The duo came to have a surprise but heated debate back in 2012 when Flowers, a devout Mormon, made an appearance on Swedish TV talk show Skavlan alongside Ulrika Johnson and Abba‘s Björn Ulvaeus.
A debate soon erupted in which Flowers described his faith as “a beautiful thing” and said that he “took offence” after The God Delusion writer Dawkins called Mormon Church founder Joseph Smith “a charlatan” and the religious text The Book Of Mormon “an obvious fake” before Flowers told the author to “do his research” and said his comments were “all falsehoods”.
Looking back on the incident when speaking to NME for this week’s Big Read cover story, Flowers confessed: “He’s definitely a more seasoned debater than I am!”
He continued: “I wasn’t planning on debating him and I wouldn’t pretend to try to convince him that there is a God or a saviour! That was a wild half-hour of my life, for sure…”
This comes after Flowers told The Guardian in 2012 that he “gave some decent answers that were edited out – so, the world is against the Christian man.”

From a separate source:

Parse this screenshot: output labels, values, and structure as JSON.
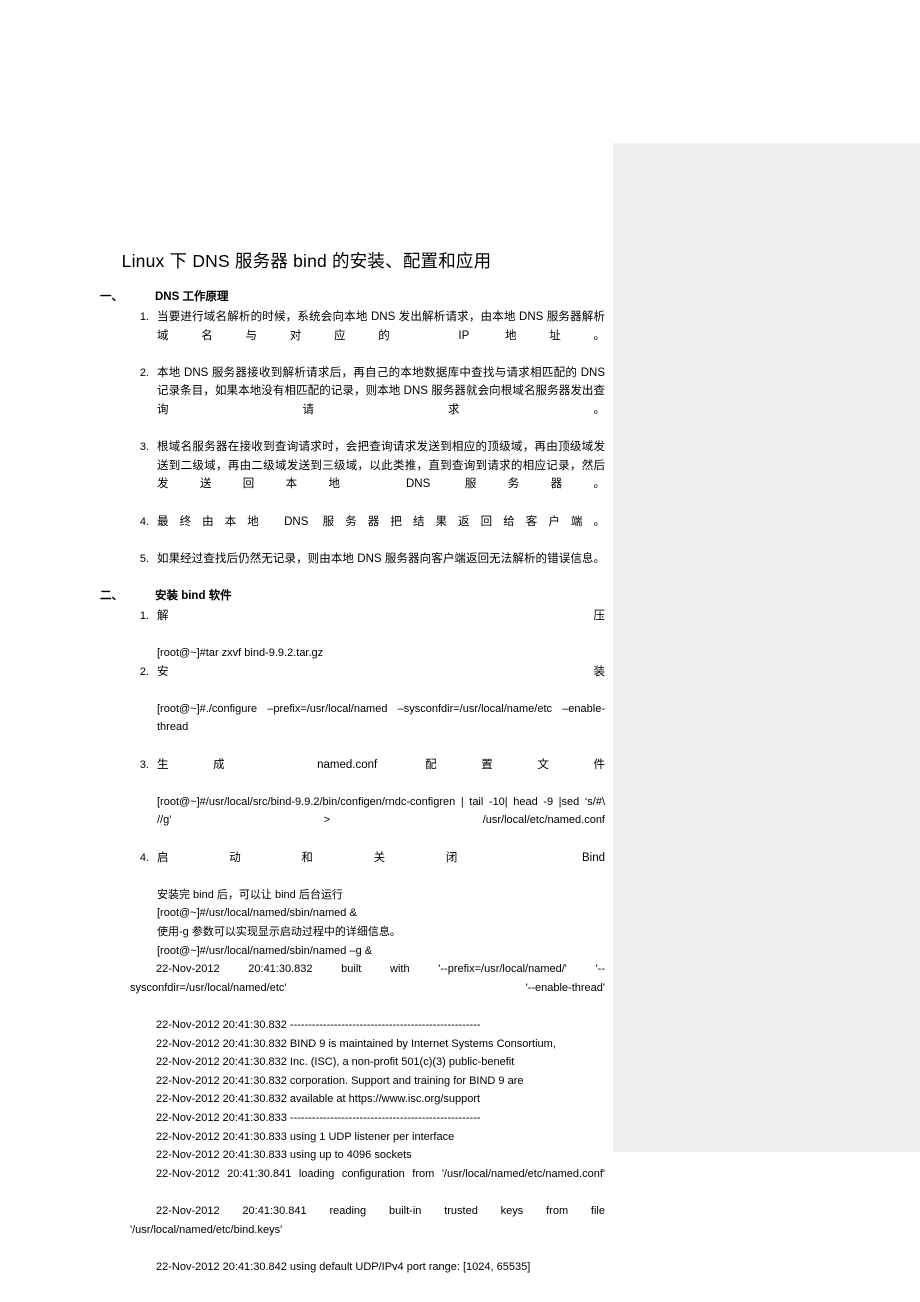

“For [Dawkins], he sees the beauty in science proving something and finding out origins of things,” he continued, “And that’s enough for him. Nothing that science will ever find will disprove that God had a hand in it, for me. So it’s a useless debate. And nothing that has been found has changed the gospel that I believe in.”
Flowers’ theme is a recurring theme on The Killers’ new album, ‘Pressure Machine‘, which sees the frontman portray real-life characters from his small childhood home of Nephi in Utah.
“I believe that we’re all born with a light,” Flowers told NME. “The more that we toil and persevere, the more we’re able to harness and reflect it. I was more drawn to the characters who were more laissez-faire about their light – or had just flat-out stamped it out. The characters that kicked against it stood out to me.
“When I was a kid, I just saw them as dangerous or bad. Now, of course, I’m 40-years-old; I’ve lived a little and I have a lot more empathy for the decisions that those people made. I wanted to explore the outcome of those decisions.”
Read the full NME Big Read cover story with The Killers here, where the band also open up about childhood trauma, drug problems across America, meeting Bruce Springsteen, collaborating with Phoebe Bridgers on the track ‘Runaway Horses’ and how all four band members are set to reunite for a “heavier” sounding new album.
‘Pressure Machine’ is out now. The Killers return to the UK for a lengthy stadium tour in 2022.